# [What you are asked to do]
Pull out every line from the listing that has the word "DENTADURAS".

── Exercise data ──

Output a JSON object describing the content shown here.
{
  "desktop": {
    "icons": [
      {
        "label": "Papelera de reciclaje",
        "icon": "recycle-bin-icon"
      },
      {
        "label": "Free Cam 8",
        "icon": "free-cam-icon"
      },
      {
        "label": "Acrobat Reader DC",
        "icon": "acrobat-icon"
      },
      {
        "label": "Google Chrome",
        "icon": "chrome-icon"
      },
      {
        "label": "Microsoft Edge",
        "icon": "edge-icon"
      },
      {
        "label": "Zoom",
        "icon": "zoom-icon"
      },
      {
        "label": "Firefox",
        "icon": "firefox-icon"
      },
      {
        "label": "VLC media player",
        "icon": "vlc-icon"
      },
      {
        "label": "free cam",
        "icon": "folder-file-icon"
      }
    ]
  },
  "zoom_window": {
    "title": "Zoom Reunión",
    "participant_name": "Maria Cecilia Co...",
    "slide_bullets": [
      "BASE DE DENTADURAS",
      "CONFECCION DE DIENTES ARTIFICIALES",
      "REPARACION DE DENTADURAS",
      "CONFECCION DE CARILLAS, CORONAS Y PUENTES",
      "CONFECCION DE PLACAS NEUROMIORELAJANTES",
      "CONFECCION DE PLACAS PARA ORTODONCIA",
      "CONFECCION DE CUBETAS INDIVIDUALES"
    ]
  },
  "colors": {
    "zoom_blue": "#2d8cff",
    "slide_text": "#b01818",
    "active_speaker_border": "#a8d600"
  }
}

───

# [Solution below]
      "BASE DE DENTADURAS",
      "REPARACION DE DENTADURAS",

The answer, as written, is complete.